## WHAT YOU WILL DO
Could you please repeat the entries below word for word, with the images left out?

(Items from an interface collection)
================

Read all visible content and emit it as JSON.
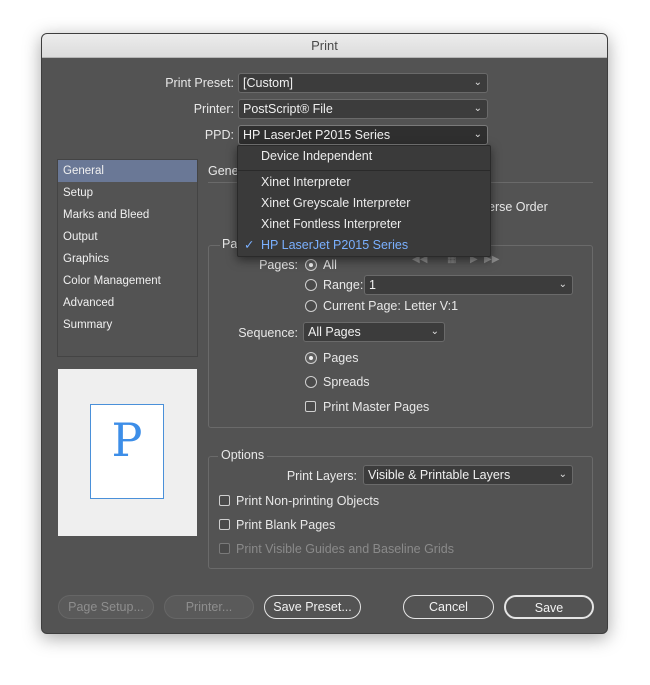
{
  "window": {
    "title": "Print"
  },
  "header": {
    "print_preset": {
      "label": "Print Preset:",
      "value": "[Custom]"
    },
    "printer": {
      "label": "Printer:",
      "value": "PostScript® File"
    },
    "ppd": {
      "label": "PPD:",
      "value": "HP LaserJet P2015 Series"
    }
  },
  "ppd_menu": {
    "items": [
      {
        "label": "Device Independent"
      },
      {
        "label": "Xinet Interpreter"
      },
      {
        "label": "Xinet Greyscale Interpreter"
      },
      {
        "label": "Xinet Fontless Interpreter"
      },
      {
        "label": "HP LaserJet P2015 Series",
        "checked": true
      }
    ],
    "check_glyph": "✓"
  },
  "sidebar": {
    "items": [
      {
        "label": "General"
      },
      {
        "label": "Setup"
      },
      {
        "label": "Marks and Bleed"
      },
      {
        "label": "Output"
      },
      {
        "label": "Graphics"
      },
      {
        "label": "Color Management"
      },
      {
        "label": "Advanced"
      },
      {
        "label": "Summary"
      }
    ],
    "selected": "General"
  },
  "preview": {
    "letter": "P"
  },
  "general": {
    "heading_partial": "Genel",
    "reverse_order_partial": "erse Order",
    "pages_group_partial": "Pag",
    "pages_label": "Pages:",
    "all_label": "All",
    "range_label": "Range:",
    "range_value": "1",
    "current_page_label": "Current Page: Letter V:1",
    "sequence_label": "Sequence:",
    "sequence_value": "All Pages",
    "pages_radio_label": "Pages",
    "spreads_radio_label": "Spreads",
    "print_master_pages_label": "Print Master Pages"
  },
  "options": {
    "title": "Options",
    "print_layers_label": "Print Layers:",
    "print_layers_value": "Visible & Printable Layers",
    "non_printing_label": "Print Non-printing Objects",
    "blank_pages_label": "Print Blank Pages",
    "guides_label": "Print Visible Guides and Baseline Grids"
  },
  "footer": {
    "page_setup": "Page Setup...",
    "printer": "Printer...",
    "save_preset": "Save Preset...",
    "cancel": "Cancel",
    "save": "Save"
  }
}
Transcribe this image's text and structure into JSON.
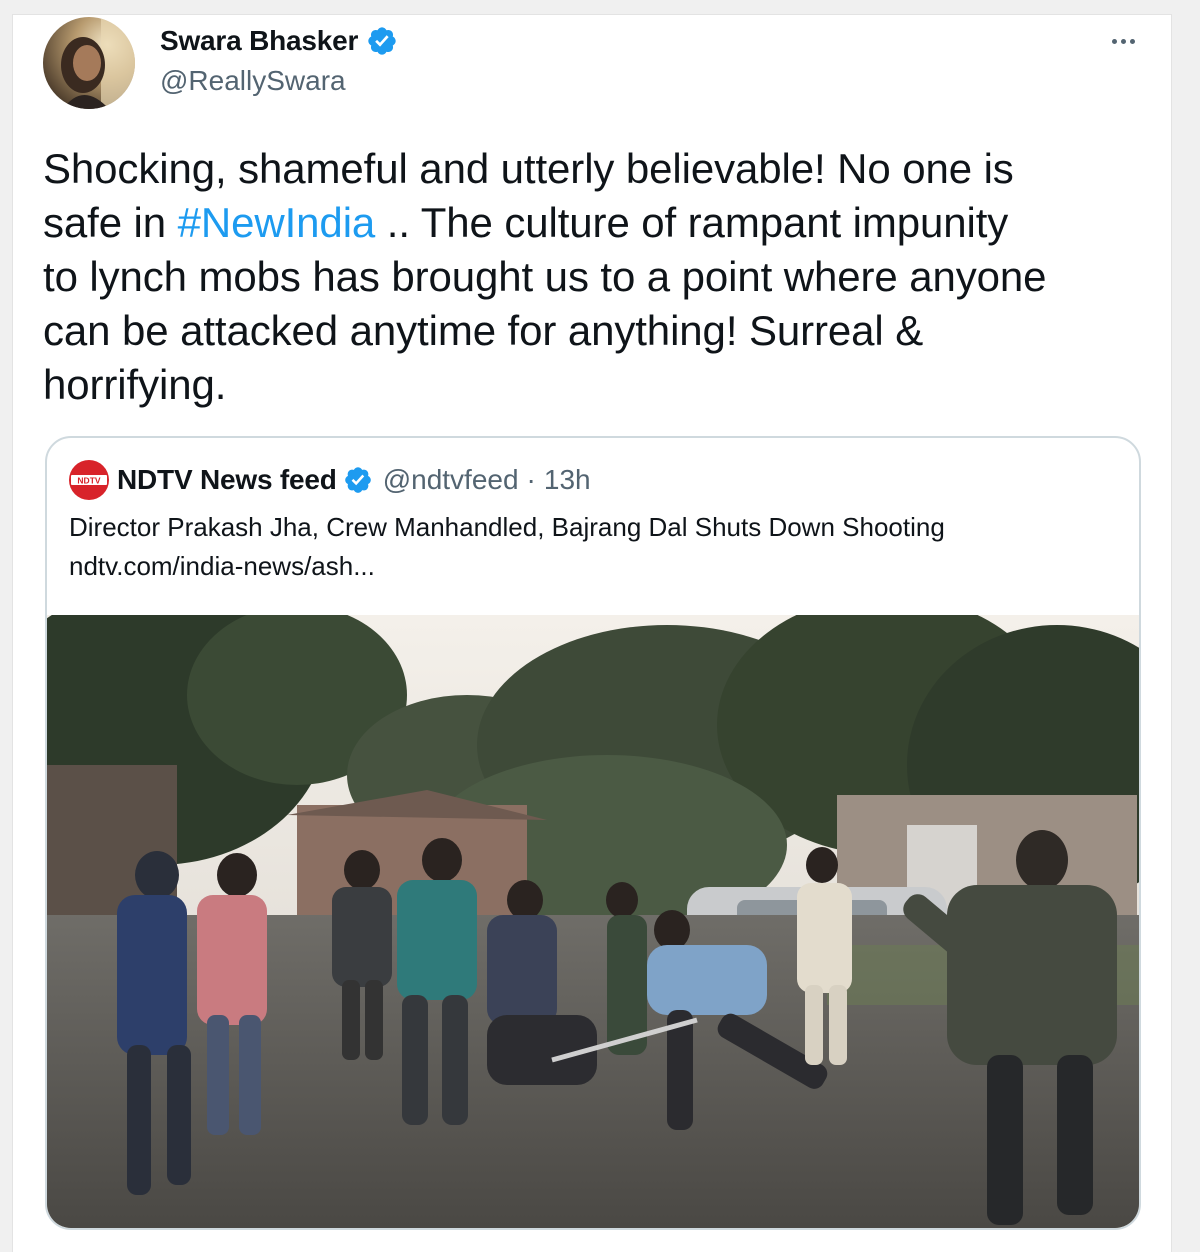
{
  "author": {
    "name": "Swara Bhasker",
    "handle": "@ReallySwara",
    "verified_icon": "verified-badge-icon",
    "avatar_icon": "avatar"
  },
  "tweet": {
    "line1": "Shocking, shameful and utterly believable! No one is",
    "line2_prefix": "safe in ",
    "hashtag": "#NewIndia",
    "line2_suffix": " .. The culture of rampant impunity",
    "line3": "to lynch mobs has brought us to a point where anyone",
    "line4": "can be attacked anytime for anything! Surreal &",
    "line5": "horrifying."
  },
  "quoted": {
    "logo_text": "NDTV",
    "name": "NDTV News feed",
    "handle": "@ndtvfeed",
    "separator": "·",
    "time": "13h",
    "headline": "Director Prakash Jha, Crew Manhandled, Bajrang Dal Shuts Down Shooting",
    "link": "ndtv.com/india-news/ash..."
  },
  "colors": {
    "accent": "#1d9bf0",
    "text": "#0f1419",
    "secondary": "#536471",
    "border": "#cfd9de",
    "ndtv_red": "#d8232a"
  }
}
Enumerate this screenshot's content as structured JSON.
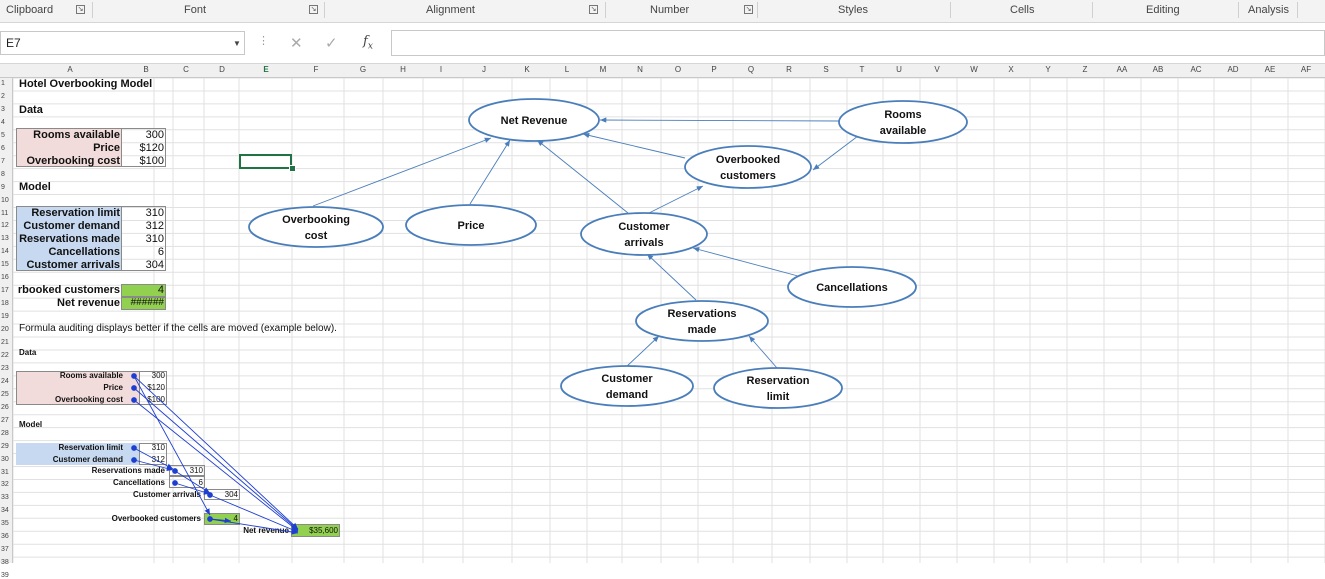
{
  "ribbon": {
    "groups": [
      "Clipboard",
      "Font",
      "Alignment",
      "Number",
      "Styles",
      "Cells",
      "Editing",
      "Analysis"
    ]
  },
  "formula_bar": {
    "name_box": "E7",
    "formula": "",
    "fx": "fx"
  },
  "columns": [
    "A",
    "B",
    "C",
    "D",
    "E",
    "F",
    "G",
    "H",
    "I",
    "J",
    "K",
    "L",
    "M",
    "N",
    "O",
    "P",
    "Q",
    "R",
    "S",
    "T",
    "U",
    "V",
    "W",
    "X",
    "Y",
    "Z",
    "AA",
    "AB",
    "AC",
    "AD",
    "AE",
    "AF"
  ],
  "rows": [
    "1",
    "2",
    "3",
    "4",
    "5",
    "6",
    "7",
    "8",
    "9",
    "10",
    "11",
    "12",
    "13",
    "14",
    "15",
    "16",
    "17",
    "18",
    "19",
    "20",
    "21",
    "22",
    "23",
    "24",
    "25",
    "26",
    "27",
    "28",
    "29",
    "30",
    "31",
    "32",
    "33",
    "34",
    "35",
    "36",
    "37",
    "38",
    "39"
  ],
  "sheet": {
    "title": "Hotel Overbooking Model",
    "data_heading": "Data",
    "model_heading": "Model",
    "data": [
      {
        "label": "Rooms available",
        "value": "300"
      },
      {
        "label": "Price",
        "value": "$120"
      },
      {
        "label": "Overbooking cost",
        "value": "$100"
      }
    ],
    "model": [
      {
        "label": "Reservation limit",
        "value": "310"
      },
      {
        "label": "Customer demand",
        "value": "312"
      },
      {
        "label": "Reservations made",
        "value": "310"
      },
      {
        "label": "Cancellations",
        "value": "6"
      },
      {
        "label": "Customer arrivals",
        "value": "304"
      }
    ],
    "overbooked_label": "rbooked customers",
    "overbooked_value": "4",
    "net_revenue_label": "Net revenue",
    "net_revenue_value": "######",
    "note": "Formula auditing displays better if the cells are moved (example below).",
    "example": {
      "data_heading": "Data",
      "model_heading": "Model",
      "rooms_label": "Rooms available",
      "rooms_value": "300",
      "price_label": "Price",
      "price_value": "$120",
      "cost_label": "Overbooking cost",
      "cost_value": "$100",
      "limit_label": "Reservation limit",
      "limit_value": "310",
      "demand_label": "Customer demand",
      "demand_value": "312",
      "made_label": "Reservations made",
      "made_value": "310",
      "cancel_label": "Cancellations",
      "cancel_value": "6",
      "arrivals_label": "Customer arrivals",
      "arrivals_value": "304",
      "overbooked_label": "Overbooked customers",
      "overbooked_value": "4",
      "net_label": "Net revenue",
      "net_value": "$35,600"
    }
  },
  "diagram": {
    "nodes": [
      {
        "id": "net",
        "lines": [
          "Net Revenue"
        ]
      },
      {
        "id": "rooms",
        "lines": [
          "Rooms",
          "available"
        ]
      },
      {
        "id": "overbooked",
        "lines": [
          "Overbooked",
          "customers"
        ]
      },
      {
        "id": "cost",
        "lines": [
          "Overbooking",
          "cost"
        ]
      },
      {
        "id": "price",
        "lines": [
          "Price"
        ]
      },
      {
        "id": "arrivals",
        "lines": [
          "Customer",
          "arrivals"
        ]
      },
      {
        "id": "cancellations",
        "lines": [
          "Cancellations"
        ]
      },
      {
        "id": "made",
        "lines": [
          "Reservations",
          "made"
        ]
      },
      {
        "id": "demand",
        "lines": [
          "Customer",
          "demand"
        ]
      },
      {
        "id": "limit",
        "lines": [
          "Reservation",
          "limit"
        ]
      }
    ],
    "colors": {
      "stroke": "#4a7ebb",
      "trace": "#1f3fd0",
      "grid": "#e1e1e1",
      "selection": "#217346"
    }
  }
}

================

## RESULT FOR THIS EXERCISE
Read all visible content and emit it as JSON.
{
  "window": {
    "title": "Print"
  },
  "header": {
    "print_preset": {
      "label": "Print Preset:",
      "value": "[Custom]"
    },
    "printer": {
      "label": "Printer:",
      "value": "PostScript® File"
    },
    "ppd": {
      "label": "PPD:",
      "value": "HP LaserJet P2015 Series"
    }
  },
  "ppd_menu": {
    "items": [
      {
        "label": "Device Independent"
      },
      {
        "label": "Xinet Interpreter"
      },
      {
        "label": "Xinet Greyscale Interpreter"
      },
      {
        "label": "Xinet Fontless Interpreter"
      },
      {
        "label": "HP LaserJet P2015 Series",
        "checked": true
      }
    ],
    "check_glyph": "✓"
  },
  "sidebar": {
    "items": [
      {
        "label": "General"
      },
      {
        "label": "Setup"
      },
      {
        "label": "Marks and Bleed"
      },
      {
        "label": "Output"
      },
      {
        "label": "Graphics"
      },
      {
        "label": "Color Management"
      },
      {
        "label": "Advanced"
      },
      {
        "label": "Summary"
      }
    ],
    "selected": "General"
  },
  "preview": {
    "letter": "P"
  },
  "general": {
    "heading_partial": "Genel",
    "reverse_order_partial": "erse Order",
    "pages_group_partial": "Pag",
    "pages_label": "Pages:",
    "all_label": "All",
    "range_label": "Range:",
    "range_value": "1",
    "current_page_label": "Current Page: Letter V:1",
    "sequence_label": "Sequence:",
    "sequence_value": "All Pages",
    "pages_radio_label": "Pages",
    "spreads_radio_label": "Spreads",
    "print_master_pages_label": "Print Master Pages"
  },
  "options": {
    "title": "Options",
    "print_layers_label": "Print Layers:",
    "print_layers_value": "Visible & Printable Layers",
    "non_printing_label": "Print Non-printing Objects",
    "blank_pages_label": "Print Blank Pages",
    "guides_label": "Print Visible Guides and Baseline Grids"
  },
  "footer": {
    "page_setup": "Page Setup...",
    "printer": "Printer...",
    "save_preset": "Save Preset...",
    "cancel": "Cancel",
    "save": "Save"
  }
}
Transcribe this image's text and structure into JSON.
{
  "author": {
    "name": "Swara Bhasker",
    "handle": "@ReallySwara",
    "verified_icon": "verified-badge-icon",
    "avatar_icon": "avatar"
  },
  "tweet": {
    "line1": "Shocking, shameful and utterly believable! No one is",
    "line2_prefix": "safe in ",
    "hashtag": "#NewIndia",
    "line2_suffix": " .. The culture of rampant impunity",
    "line3": "to lynch mobs has brought us to a point where anyone",
    "line4": "can be attacked anytime for anything! Surreal &",
    "line5": "horrifying."
  },
  "quoted": {
    "logo_text": "NDTV",
    "name": "NDTV News feed",
    "handle": "@ndtvfeed",
    "separator": "·",
    "time": "13h",
    "headline": "Director Prakash Jha, Crew Manhandled, Bajrang Dal Shuts Down Shooting",
    "link": "ndtv.com/india-news/ash..."
  },
  "colors": {
    "accent": "#1d9bf0",
    "text": "#0f1419",
    "secondary": "#536471",
    "border": "#cfd9de",
    "ndtv_red": "#d8232a"
  }
}
Enumerate this screenshot's content as structured JSON.
{
  "ribbon": {
    "groups": [
      "Clipboard",
      "Font",
      "Alignment",
      "Number",
      "Styles",
      "Cells",
      "Editing",
      "Analysis"
    ]
  },
  "formula_bar": {
    "name_box": "E7",
    "formula": "",
    "fx": "fx"
  },
  "columns": [
    "A",
    "B",
    "C",
    "D",
    "E",
    "F",
    "G",
    "H",
    "I",
    "J",
    "K",
    "L",
    "M",
    "N",
    "O",
    "P",
    "Q",
    "R",
    "S",
    "T",
    "U",
    "V",
    "W",
    "X",
    "Y",
    "Z",
    "AA",
    "AB",
    "AC",
    "AD",
    "AE",
    "AF"
  ],
  "rows": [
    "1",
    "2",
    "3",
    "4",
    "5",
    "6",
    "7",
    "8",
    "9",
    "10",
    "11",
    "12",
    "13",
    "14",
    "15",
    "16",
    "17",
    "18",
    "19",
    "20",
    "21",
    "22",
    "23",
    "24",
    "25",
    "26",
    "27",
    "28",
    "29",
    "30",
    "31",
    "32",
    "33",
    "34",
    "35",
    "36",
    "37",
    "38",
    "39"
  ],
  "sheet": {
    "title": "Hotel Overbooking Model",
    "data_heading": "Data",
    "model_heading": "Model",
    "data": [
      {
        "label": "Rooms available",
        "value": "300"
      },
      {
        "label": "Price",
        "value": "$120"
      },
      {
        "label": "Overbooking cost",
        "value": "$100"
      }
    ],
    "model": [
      {
        "label": "Reservation limit",
        "value": "310"
      },
      {
        "label": "Customer demand",
        "value": "312"
      },
      {
        "label": "Reservations made",
        "value": "310"
      },
      {
        "label": "Cancellations",
        "value": "6"
      },
      {
        "label": "Customer arrivals",
        "value": "304"
      }
    ],
    "overbooked_label": "rbooked customers",
    "overbooked_value": "4",
    "net_revenue_label": "Net revenue",
    "net_revenue_value": "######",
    "note": "Formula auditing displays better if the cells are moved (example below).",
    "example": {
      "data_heading": "Data",
      "model_heading": "Model",
      "rooms_label": "Rooms available",
      "rooms_value": "300",
      "price_label": "Price",
      "price_value": "$120",
      "cost_label": "Overbooking cost",
      "cost_value": "$100",
      "limit_label": "Reservation limit",
      "limit_value": "310",
      "demand_label": "Customer demand",
      "demand_value": "312",
      "made_label": "Reservations made",
      "made_value": "310",
      "cancel_label": "Cancellations",
      "cancel_value": "6",
      "arrivals_label": "Customer arrivals",
      "arrivals_value": "304",
      "overbooked_label": "Overbooked customers",
      "overbooked_value": "4",
      "net_label": "Net revenue",
      "net_value": "$35,600"
    }
  },
  "diagram": {
    "nodes": [
      {
        "id": "net",
        "lines": [
          "Net Revenue"
        ]
      },
      {
        "id": "rooms",
        "lines": [
          "Rooms",
          "available"
        ]
      },
      {
        "id": "overbooked",
        "lines": [
          "Overbooked",
          "customers"
        ]
      },
      {
        "id": "cost",
        "lines": [
          "Overbooking",
          "cost"
        ]
      },
      {
        "id": "price",
        "lines": [
          "Price"
        ]
      },
      {
        "id": "arrivals",
        "lines": [
          "Customer",
          "arrivals"
        ]
      },
      {
        "id": "cancellations",
        "lines": [
          "Cancellations"
        ]
      },
      {
        "id": "made",
        "lines": [
          "Reservations",
          "made"
        ]
      },
      {
        "id": "demand",
        "lines": [
          "Customer",
          "demand"
        ]
      },
      {
        "id": "limit",
        "lines": [
          "Reservation",
          "limit"
        ]
      }
    ],
    "colors": {
      "stroke": "#4a7ebb",
      "trace": "#1f3fd0",
      "grid": "#e1e1e1",
      "selection": "#217346"
    }
  }
}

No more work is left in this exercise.